The Common Birdwing is one of Singapore's largest butterfly species by wingspan. A large female of this species can have a wingspan measured from tip to tip up to 180mm. The species can be seen from time to time throughout the year, but is sometimes uncommon in certain months. From records of sightings of this species over the years, it appears to be quite seasonal.

The Common Birdwing is more often spotted in the months of November to February each year. Towards the end of 2017 and over the first two months of 2018, the species has been spotted more often in urban parks and gardens and also at the fringes of our nature reserves. Where its caterpillar host plant, Aristolochia acuminata grows, observations of the species' caterpillars are more prevalent in these months of the year.

The Common Birdwing has rich golden yellow hindwings with black margins and black forewings, often with suffused white along the forewing veins. The female has a full range of large black submarginal spots which are not conjoined. The male has only one or occasionally more submarginal spots - usually at the tornal area. The thorax area is usually reddened from the base of the wings to the collar just behind the head of the butterfly.

A male Common Birdwing courting a female at the Singapore Botanic Gardens

The Common Birdwing is a spectacular butterfly in flight. Its large size allows it to be spotted easily as it swoops overhead, almost bird-like. The butterfly is capable of flying long distances and at great heights. As it flutters and glides at tree top level, the Common Birdwing is a sight to behold.

Male Common Birdwings feeding on Ixora (top) and Buas-Buas (bottom)

Males are usually smaller than the females. However, unlike the usual Papilionidae behaviour, the males are rarely seen to puddle at damp sandy spots along streambanks. Both sexes are more often seen feeding at flowering plants like Ixora, Pagoda Flower, Hibiscus, Peacock Flower, Prickly Lantana and even Buas Buas (Premna serratifolia).

In late 2017 and early 2018, sightings of the Common Birdwing became more and more frequent. The Common Birdwing was spotted in locations like Jurong Eco Green, Pulau Ubin, Singapore Botanic Gardens, Hort Park and Upper Seletar Reservoir Park. Invariably, all these locations where the butterfly was observed are usually where the Common Birdwing was feeding at flowering plants, or flying around looking for flowers to feed on.

Common Birdwing caterpillars

Both the males and females were equally common. Caterpillars of the species were found at various areas where the host plant was cultivated - Hort Park, Jurong Eco Green and Pulau Ubin. Over at Seletar Country Club's Butterfly Garden, where the host plant was cultivated some time ago in the hope of attracting the Common Birdwing and Common Rose, the caterpillars of the Common Birdwing suddenly appeared.

Newly eclosed Common Birdwing released at Seletar Country Club

The caterpillars were reared until successful eclosion and the adult butterflies released in the hope that they will spawn the next generation of Common Birdwings at Seletar Country Club, or appear at nearby locations where the butterfly can sustain future generations.
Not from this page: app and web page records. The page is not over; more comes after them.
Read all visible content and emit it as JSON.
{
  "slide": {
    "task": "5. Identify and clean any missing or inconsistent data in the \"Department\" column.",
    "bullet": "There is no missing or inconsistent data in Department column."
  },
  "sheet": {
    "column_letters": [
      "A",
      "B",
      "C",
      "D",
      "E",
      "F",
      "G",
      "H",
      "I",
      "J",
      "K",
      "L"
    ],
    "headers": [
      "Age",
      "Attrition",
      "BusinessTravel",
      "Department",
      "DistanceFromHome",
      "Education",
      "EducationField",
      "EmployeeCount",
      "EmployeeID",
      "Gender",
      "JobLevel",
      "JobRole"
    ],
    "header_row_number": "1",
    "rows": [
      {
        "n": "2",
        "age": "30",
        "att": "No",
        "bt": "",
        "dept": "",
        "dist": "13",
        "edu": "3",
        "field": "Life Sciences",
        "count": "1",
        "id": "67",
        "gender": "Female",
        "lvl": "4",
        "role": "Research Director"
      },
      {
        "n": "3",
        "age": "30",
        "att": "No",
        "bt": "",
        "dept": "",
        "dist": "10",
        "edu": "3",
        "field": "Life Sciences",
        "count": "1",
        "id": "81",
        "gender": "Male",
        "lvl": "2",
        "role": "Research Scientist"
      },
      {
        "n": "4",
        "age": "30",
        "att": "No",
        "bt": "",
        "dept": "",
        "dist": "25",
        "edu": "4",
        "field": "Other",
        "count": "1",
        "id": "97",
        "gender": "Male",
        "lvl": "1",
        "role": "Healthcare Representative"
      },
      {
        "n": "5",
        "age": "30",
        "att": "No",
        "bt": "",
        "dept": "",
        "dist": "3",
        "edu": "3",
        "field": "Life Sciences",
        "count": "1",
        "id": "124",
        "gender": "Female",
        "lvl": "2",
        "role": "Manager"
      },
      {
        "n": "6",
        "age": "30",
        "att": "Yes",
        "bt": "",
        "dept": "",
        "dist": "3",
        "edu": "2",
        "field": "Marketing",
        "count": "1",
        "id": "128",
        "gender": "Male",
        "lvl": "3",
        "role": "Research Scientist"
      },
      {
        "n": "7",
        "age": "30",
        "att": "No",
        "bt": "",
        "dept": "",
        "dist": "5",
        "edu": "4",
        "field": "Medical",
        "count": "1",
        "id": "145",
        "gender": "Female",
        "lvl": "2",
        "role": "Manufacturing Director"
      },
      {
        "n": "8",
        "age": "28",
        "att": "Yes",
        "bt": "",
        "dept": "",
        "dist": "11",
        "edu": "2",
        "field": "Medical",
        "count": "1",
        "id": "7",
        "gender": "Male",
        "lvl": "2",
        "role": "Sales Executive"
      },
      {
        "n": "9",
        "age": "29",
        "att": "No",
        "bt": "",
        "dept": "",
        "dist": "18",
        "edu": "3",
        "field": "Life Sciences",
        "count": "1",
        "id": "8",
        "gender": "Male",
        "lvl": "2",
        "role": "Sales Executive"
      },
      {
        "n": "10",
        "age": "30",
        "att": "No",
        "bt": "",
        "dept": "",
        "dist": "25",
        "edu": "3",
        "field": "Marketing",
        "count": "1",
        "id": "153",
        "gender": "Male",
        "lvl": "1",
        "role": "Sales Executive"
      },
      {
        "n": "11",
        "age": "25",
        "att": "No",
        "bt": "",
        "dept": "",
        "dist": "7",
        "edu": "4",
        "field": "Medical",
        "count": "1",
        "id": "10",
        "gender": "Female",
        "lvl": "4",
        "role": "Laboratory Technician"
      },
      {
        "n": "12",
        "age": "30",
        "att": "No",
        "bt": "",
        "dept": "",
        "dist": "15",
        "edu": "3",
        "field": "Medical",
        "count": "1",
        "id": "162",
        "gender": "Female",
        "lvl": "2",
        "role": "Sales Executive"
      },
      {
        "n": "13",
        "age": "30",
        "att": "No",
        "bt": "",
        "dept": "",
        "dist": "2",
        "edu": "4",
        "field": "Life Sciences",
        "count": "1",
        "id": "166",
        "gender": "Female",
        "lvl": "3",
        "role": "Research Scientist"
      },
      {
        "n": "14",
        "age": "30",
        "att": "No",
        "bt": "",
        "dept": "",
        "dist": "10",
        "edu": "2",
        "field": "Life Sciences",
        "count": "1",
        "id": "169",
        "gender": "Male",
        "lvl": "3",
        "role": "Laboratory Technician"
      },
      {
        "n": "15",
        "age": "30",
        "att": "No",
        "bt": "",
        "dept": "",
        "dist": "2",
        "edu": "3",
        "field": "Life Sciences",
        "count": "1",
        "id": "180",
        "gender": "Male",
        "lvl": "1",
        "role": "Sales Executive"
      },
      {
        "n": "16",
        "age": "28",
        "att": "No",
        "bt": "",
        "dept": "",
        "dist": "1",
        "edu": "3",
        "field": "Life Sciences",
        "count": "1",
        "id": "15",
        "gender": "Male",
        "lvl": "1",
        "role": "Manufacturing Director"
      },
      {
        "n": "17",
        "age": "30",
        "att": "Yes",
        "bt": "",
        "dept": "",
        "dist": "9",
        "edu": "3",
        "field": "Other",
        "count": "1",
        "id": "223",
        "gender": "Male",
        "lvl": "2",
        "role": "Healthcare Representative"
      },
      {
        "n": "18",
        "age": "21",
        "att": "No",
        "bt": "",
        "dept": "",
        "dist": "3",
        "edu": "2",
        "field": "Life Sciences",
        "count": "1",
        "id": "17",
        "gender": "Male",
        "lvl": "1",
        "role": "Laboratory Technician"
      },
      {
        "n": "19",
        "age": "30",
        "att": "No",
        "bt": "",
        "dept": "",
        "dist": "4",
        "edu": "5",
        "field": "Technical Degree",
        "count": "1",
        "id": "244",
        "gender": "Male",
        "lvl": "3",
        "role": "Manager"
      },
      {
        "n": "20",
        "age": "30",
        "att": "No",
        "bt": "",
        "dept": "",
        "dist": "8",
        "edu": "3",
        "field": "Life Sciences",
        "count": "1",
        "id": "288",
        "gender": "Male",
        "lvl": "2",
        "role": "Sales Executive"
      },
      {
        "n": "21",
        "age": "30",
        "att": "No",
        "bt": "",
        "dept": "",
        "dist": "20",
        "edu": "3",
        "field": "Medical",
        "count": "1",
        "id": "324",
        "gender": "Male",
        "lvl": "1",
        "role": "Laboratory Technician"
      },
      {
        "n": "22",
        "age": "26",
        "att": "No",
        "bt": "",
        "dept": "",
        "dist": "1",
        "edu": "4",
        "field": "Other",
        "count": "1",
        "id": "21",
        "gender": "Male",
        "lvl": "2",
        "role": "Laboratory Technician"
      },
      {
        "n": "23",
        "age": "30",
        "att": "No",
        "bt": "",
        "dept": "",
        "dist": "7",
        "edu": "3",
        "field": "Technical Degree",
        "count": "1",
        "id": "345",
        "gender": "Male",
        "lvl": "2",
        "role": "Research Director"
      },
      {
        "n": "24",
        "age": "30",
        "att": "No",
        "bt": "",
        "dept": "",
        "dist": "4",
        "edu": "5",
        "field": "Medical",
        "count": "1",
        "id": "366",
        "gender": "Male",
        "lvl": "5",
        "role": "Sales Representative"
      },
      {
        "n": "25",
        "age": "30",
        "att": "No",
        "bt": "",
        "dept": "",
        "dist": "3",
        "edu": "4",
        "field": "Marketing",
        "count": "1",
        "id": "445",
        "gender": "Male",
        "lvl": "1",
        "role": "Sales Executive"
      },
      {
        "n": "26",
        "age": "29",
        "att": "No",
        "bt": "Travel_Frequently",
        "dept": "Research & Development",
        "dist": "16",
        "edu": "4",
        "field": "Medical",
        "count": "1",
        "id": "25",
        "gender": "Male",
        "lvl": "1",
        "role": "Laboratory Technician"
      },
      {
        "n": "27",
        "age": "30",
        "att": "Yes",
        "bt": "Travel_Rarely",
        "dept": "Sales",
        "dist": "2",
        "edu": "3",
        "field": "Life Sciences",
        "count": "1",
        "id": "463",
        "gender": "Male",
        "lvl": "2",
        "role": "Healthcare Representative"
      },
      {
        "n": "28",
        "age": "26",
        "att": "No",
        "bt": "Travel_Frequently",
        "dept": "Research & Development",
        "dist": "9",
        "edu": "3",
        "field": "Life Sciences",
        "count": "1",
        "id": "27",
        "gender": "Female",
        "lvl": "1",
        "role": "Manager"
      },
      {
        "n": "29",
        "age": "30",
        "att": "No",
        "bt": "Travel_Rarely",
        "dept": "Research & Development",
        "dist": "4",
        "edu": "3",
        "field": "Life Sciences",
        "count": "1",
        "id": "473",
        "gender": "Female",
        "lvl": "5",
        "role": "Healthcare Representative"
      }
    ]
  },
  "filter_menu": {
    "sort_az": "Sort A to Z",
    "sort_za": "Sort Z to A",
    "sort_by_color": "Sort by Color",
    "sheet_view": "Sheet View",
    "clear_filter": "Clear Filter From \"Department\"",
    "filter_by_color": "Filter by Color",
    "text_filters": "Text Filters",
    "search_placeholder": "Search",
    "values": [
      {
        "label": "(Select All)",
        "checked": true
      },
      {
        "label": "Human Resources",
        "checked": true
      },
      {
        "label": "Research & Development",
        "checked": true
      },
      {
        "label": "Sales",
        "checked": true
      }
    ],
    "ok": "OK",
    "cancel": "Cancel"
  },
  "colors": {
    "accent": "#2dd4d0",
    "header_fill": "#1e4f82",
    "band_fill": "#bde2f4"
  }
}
Sadly, the unsustainable feeding habit of the caterpillars of this species is such that they tend to kill off the Aristolochia vine unnecessarily, and in the process, deprive themselves of their critical food source.

The Common Birdwing displays the usual Papilionidae flight characteristic when feeding at flowers. The hindwings are held relatively still to balance the butterfly, whilst its forewings flutter rapidly to keep it aloft. Like most species in the family, the Common Birdwing has six long and fully-developed legs which it extends and holds on to the perch or flower that it is feeding on.

Male (top) and Female (bottom) Common Birdwing feeding on Hibiscus flower

So whilst the Common Birdwing season is in full swing, do seek out the favourite locations where it is often seen and get your fill of the beauty of this butterfly before it becomes uncommon again!

Text by Khew SK : Photos by David Chan, May Chan, Bob Cheong, Foo JL, Khew SK and Ros Qian